Powerful hurricane ‘Matthew’ hits N.C., becomes state’s deadliest hurricane in 17 years

Daulton Bahm, Sports Editor

Thousands of North Carolina residents spent a few days in early Oct. stuck inside home after powerful Hurricane Matthew, a category one storm, pummeled up the U.S. East Coast Oct. 8 as it brought heavy wind and rain to the state.

Matthew, one of several tropical systems to impact the U.S. during the busy 2016 Atlantic hurricane season, brought heavy rain to the area in early September and has claimed the lives of over 500 people throughout its path, including 43 in the United States and 22 in North Carolina. Damage totals have been estimated at four to six billion dollars billion in the United States. Widespread damage occurred throughout N.C., primarily caused by flooding that has persisted several days after the storm’s passage. President Barack Obama and Governor Pat McCrory both declared states of emergency in N.C. due to the impacts from the storm. Numerous power outages were caused by the storm including Athens Drive High School, which did not have its power restored until late Oct. 10. As a result of the power outages, the Wake County Public School System closed its schools Oct. 10 – the first hurricane-related school closure for the district in over a decade. Students in Wake County returned to school the next day as power was restored. To help out the victims, Athens Drive collected gently used blankets and toys during its Homecoming football game Oct. 14.

McCrory has been very concerned about the flooding Matthew has caused, especially in southeastern North Carolina. By the morning of Oct. 9, nearly 900 people were rescued by boat crews.

“If we say the water’s coming and we say do not drive through that water, we mean it. Do not go through water. We’ve had over 10 people killed as a result of that. We are not messing around, and we do not want to put people at risk to save you once you’ve made that decision,” said McCrory.
One of the hardest hit areas from Matthew was the town of Lumberton, N.C. Lumberton dealt with extensive flooding as the Lumber River’s water level rose.
“I left at home all my clothes, everything. The only thing I have is this child and what I was driving,” said Lumberton resident, Ada Page.

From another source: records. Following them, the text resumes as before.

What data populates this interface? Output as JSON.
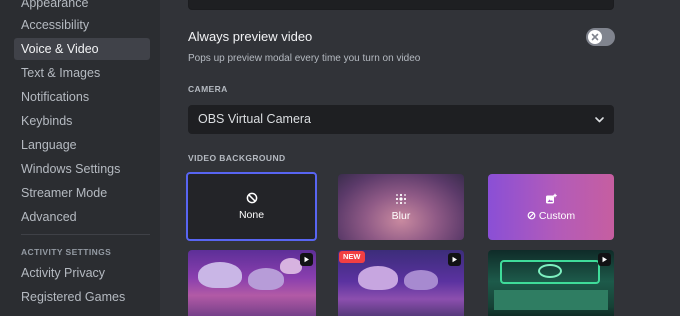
{
  "sidebar": {
    "items": [
      {
        "label": "Appearance",
        "active": false
      },
      {
        "label": "Accessibility",
        "active": false
      },
      {
        "label": "Voice & Video",
        "active": true
      },
      {
        "label": "Text & Images",
        "active": false
      },
      {
        "label": "Notifications",
        "active": false
      },
      {
        "label": "Keybinds",
        "active": false
      },
      {
        "label": "Language",
        "active": false
      },
      {
        "label": "Windows Settings",
        "active": false
      },
      {
        "label": "Streamer Mode",
        "active": false
      },
      {
        "label": "Advanced",
        "active": false
      }
    ],
    "activity_header": "ACTIVITY SETTINGS",
    "activity_items": [
      {
        "label": "Activity Privacy"
      },
      {
        "label": "Registered Games"
      }
    ]
  },
  "main": {
    "preview": {
      "title": "Always preview video",
      "description": "Pops up preview modal every time you turn on video",
      "enabled": false
    },
    "camera": {
      "label": "CAMERA",
      "selected": "OBS Virtual Camera"
    },
    "video_background": {
      "label": "VIDEO BACKGROUND",
      "options": [
        {
          "label": "None",
          "icon": "block-icon",
          "selected": true
        },
        {
          "label": "Blur",
          "icon": "blur-icon",
          "selected": false
        },
        {
          "label": "Custom",
          "icon": "image-add-icon",
          "selected": false
        }
      ],
      "thumbnails": [
        {
          "name": "mushroom-night",
          "badge": ""
        },
        {
          "name": "mushroom-night-2",
          "badge": "NEW"
        },
        {
          "name": "spaceship-cockpit",
          "badge": ""
        }
      ]
    }
  },
  "colors": {
    "accent": "#5865f2",
    "sidebar_bg": "#2b2d31",
    "content_bg": "#313338",
    "input_bg": "#1e1f22",
    "new_badge": "#f23f43"
  }
}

Matthew did not only impact the United States in its long journey through the Atlantic Ocean. It developed from a tropical wave Sept. 28 near the Lesser Antilles. The storm rapidly intensified as it entered the eastern Caribbean Sea, peaking as a category five hurricane late Sept. 30 with maximum sustained winds of 160 miles per hour. Weakening slightly, Matthew slowed down its movement in the Caribbean, before eventually turning northward and making landfall in western Haiti early Oct. 4 as a category four hurricane. Damage in Haiti was reportedly catastrophic, with over 450 deaths and one billion dollars in damage reported. Matthew then made a second landfall in eastern Cuba later that day, before eventually weakening to a category three hurricane. Passing over the Bahamas, Matthew remained a major hurricane before it eventually brushed the coast of Florida Oct. 7. While slowly weakening, Matthew then continued to barrel up the east coast, eventually making landfall near McClellanville, South Carolina early Oct. 8 as a category one storm with maximum sustained winds of 75 mph.

Matthew was the deadliest Atlantic hurricane since Stan in 2005, and was the first category 5 Atlantic hurricane since Felix in 2007. It was also North Carolina’s deadliest hurricane since Hurricane Floyd in 1999. Despite not directly making landfall in North Carolina, Matthew has caused severe impacts in parts of the state that will take months to recover from.